Prompt:
Locate every line below that contains the word "title" and copy it.

╭─ Dataset content

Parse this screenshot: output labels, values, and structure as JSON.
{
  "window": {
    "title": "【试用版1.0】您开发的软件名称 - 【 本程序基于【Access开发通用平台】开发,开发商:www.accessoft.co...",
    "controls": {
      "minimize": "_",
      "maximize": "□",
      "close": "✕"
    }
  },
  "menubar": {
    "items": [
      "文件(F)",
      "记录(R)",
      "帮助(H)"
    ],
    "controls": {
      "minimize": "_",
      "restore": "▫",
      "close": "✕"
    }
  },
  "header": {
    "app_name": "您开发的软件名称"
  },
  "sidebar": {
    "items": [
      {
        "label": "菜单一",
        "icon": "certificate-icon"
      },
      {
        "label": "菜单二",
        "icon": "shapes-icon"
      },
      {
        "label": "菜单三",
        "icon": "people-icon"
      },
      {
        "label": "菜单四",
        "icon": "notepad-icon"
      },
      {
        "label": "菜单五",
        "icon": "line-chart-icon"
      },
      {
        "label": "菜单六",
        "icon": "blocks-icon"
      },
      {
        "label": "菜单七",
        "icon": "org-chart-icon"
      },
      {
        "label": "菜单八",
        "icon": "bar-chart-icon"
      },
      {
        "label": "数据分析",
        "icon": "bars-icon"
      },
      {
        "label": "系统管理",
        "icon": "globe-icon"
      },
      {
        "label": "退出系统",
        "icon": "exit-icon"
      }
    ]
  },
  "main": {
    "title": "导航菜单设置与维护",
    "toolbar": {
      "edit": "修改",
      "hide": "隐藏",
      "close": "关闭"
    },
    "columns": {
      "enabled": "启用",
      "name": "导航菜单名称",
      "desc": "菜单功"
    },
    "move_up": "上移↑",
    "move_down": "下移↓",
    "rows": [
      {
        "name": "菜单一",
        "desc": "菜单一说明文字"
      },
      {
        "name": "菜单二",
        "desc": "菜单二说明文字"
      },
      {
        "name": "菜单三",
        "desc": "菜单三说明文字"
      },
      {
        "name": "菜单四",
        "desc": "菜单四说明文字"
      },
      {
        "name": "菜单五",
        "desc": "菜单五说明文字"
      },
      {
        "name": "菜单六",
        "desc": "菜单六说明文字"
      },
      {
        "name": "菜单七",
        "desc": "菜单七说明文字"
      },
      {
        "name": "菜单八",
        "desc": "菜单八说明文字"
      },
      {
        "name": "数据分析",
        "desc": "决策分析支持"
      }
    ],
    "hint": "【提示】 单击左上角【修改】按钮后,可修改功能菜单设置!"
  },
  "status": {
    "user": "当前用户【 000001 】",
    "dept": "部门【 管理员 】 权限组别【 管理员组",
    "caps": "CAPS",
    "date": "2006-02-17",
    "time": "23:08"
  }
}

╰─

Answer to this exercise:
    "title": "【试用版1.0】您开发的软件名称 - 【 本程序基于【Access开发通用平台】开发,开发商:www.accessoft.co...",
    "title": "导航菜单设置与维护",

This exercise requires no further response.